Next, a second mourning period will occur (‘shloshin’), and this lasts 30 days after the funeral. During this time, it is common for the family to go back to their normal routines, however, they will still recite prayers and daily hymns. For some families, this period of mourning could last up to a year.
On the anniversary of the death, a candle is lit and left to burn for 24 hours. This is known as Yahrzeit.
What do you wear to a Jewish funeral?
It is funeral etiquette for guests to dress modestly and wear nothing too revealing i.e. short skirts, short sleeves, open-toed shoes. Male guests are expected to wear a jacket and tie with a yarmulke as a head covering. Women wear conservative clothes, a skirt or dress, but are not necessarily expected to wear a head covering.
Additionally, immediate family members will often wear a black ribbon. This is later cut to symbolise the loss of a loved one, and is worn throughout the mourning period (‘shiva’) to show their grief. The act of tearing the ribbon is known as ‘kriah’.
Do you wear black to a Jewish funeral?
It is common for people to wear black at a Jewish funeral, but dark colours are also considered appropriate, as long as the clothing itself is respectful.
What do you bring to a Jewish funeral?
Many people want to know if you send flowers to a Jewish funeral, but, in fact, flowers are not appropriate. Instead, donations are encouraged as a tribute to the deceased – often to a charity of the family’s choosing. Food, preferably kosher, is also welcomed.
Can you have a Jewish funeral on a Saturday?
Saturday is considered a holy day amongst Jews, and, as a result, burials never take place on the Sabbath.
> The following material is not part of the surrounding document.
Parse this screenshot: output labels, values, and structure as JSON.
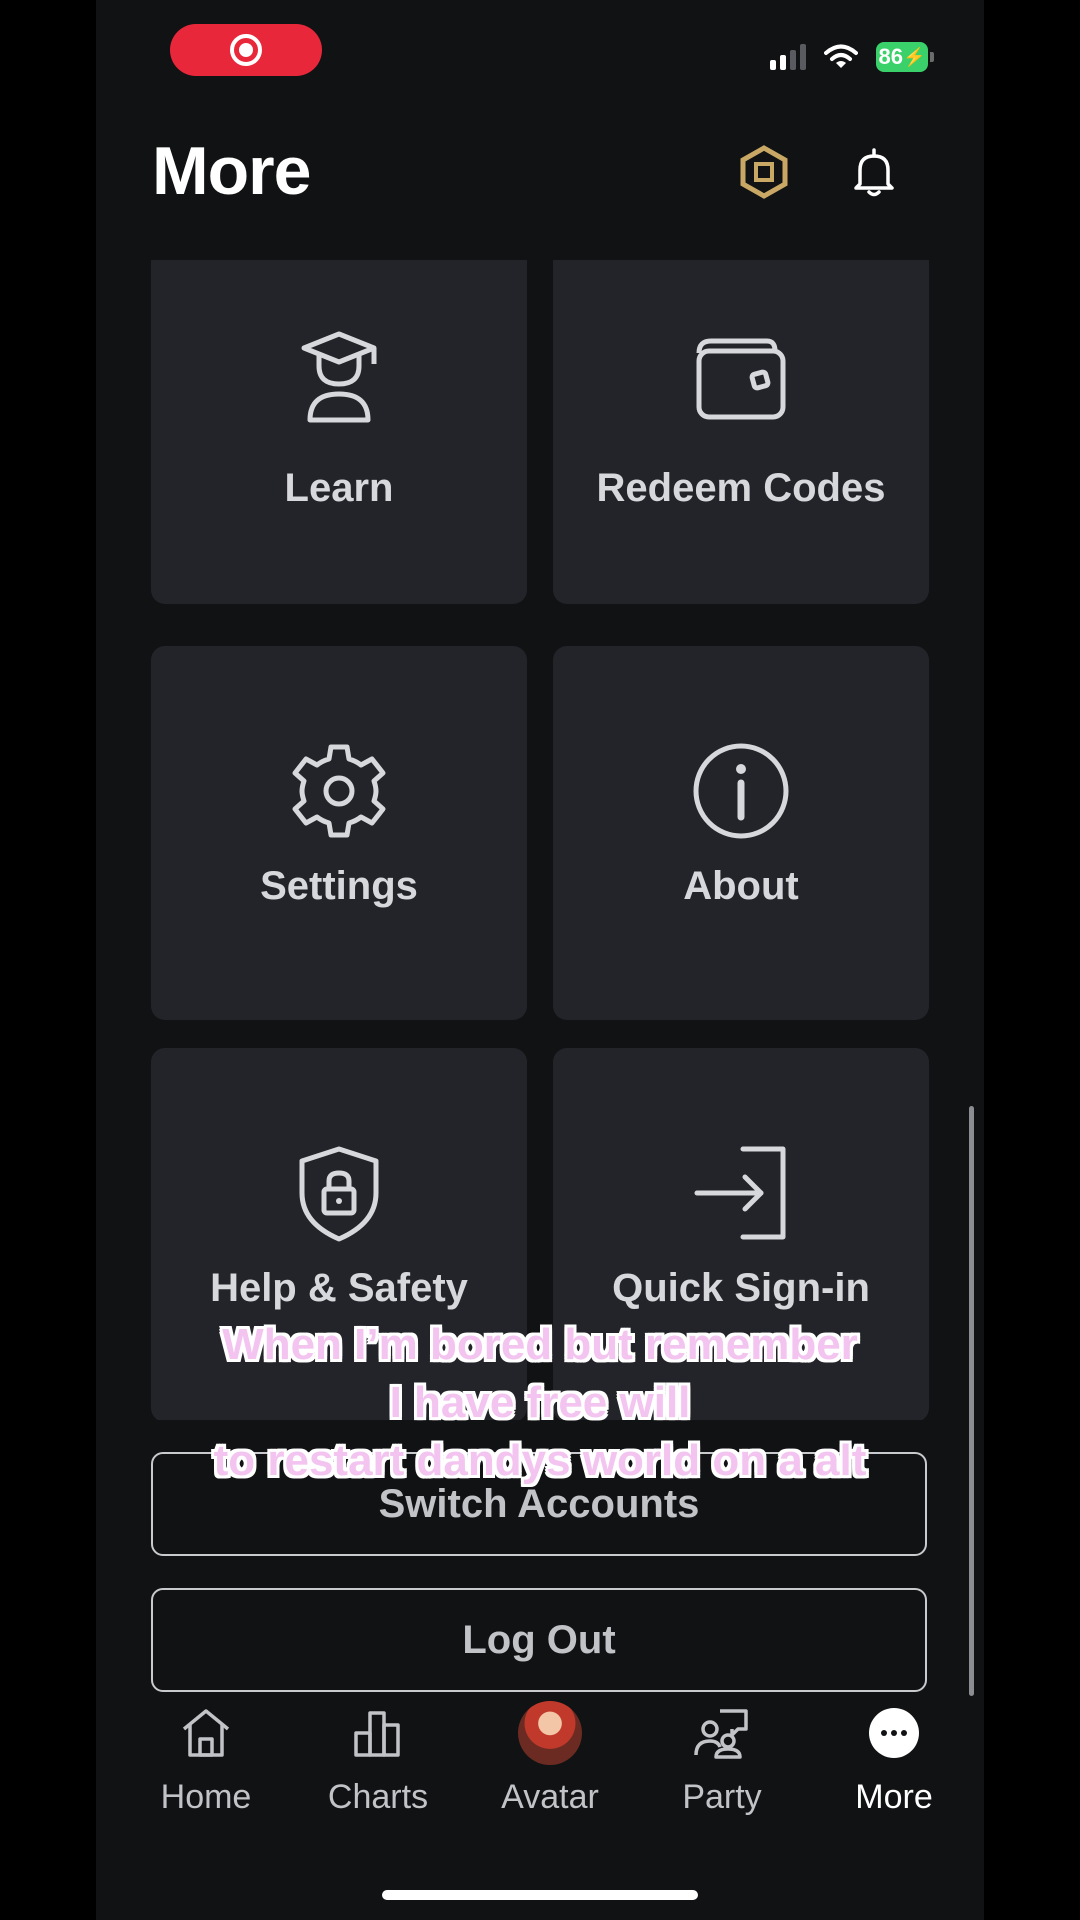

Additionally, funeral services don’t happen on Jewish holidays.
What to say at a Jewish funeral?
A Jewish burial will mainly consist of prayer, hymns and religious readings. As a mourner, you are not expected to say anything in particular at the service, however, as with any funeral, it’s considerate to offer your sympathy for the family’s loss.
What happens at a cremation service?
Cremations are fast becoming the norm in Britain with over 70% of families choosing this type of funeral.
When someone passes away in the UK, the process of repatriating someone to another country can be a complicated task for anyone to deal with.
Further Reading: Arranging a funeral
Read about how funerals are arranged and what services you can expect to get.